  • Acts 13:1-3 – Prophets utilised in the apostolic commissioning of Paul and Barnabas together.
  • Acts 15:22-35 – Following the Jerusalem council, Judas and Silas, who were prophets, accompanied Paul and Barnabas on their trip to Antioch. We read that these two were ‘leading men among the brothers’ (vs22) and of their strengthening role they had to the church (vs32). Noting that in vs32 we are told these two are prophets, we can assume that the verse is not simply telling us they were simply doing a little encouraging. But it is highly probable the strength and encouragement came out of their prophetic ministry. Not to mention Silas’ continued role in Paul’s apostolic-ministry team.
  • 1 Cor 12:28 – Though I am not up for pyramid-like leadership structures, we still get a sense of the important role prophets had from reading this verse – first apostles, second prophets, third teachers…
  • Eph 4:11-13 – Prophets are part of a team of ministries that are given by Christ to the church to help equip and prepare them for ministry. They have quite a significant role, along with apostles, evangelists, teachers and shepherds.

I’m not negating the role of apostles, nor would I even look to negate their primary role within the New Testament. But apostles never replaced prophets in any sense. They both existed alongside each other, as we find in the testimony of the New Testament itself. Prophets were foundation layers, in conjunction with apostles (hence Eph 2:20 and 3:5). Prophets were revelatory communicators, and still are.

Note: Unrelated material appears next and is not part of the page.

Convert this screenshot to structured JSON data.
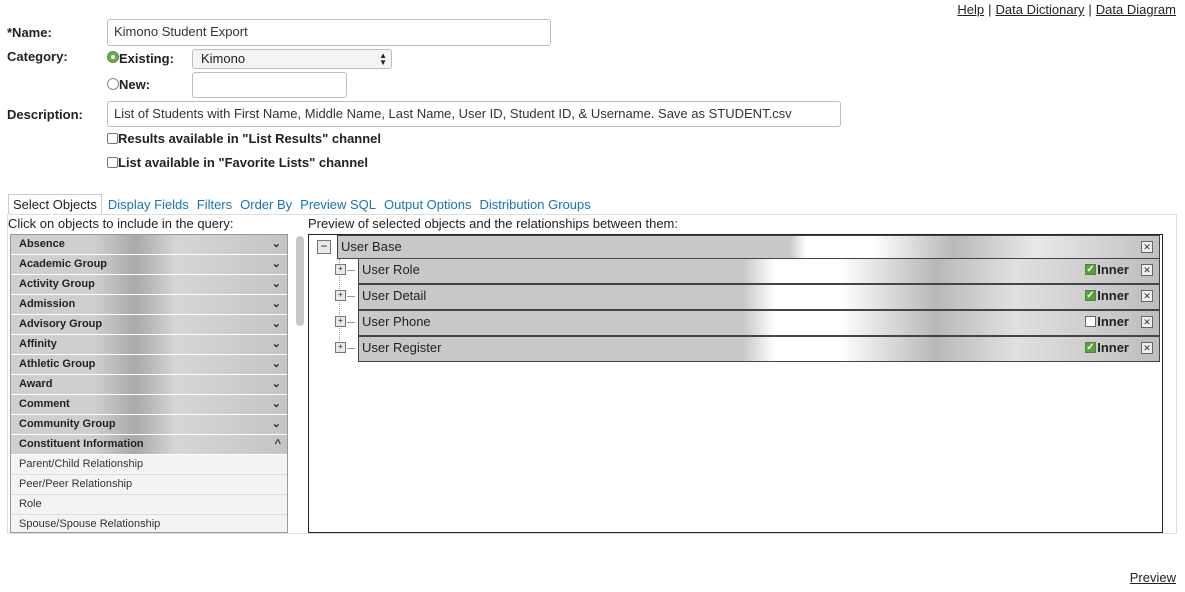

Therefore, my conclusion is that apostles and prophets are two distinguishable ministries, yet both working together in an all-important, authoritative role within Christ’s body. For practical purposes today, this does not mean we add to the biblical canon, making their words the rule of faith for the entire body of Christ for all time. But, by His Spirit, God still utilises these ministries in relaying revelation from God. And such would make sense, for God has always been communicating even outside the bounds of the biblical canon. This was even taking place in biblical times as Scripture was being authored and inspired by God.

So, when God speaks today, it doesn’t mean we write 4 John or 3 Thessalonians or 1 Brussels. It simply means that, as people speak forth revelation (or what they claim as revelation), we learn to weigh it against Scripture, keep it before the leaders we are connected to, keep it before the wider body we are in relationship with, and pray for discernment. It doesn’t make it easy. But it makes us move towards becoming the men and women God desires His body to be – hearers of His word. How amazing to hear the living God through both His written revelation and through His spoken revelation.

Thus, in all, though I do believe I understand the desire of Wayne Grudem to uphold the importance of the revelation of God as found in the trustworthy, God-breathed canon of Scripture, I do not believe that we faithfully accomplish this by somewhat watering down the role of prophets, claiming that apostles replaced prophets as the only authoritative revelatory communicators of the new covenant era. Nor can I agree with another major premise of his, mainly that God’s revelation can come to the mind (or spirit) with 100% accuracy, but by the time it is spoken from the mouth of humans today, it is no longer 100% accurate. But, hey, challenging that notion is for another day and another time. In all, I would call Grudem to rethink his exegesis of Ephesians 2:20 and 3:5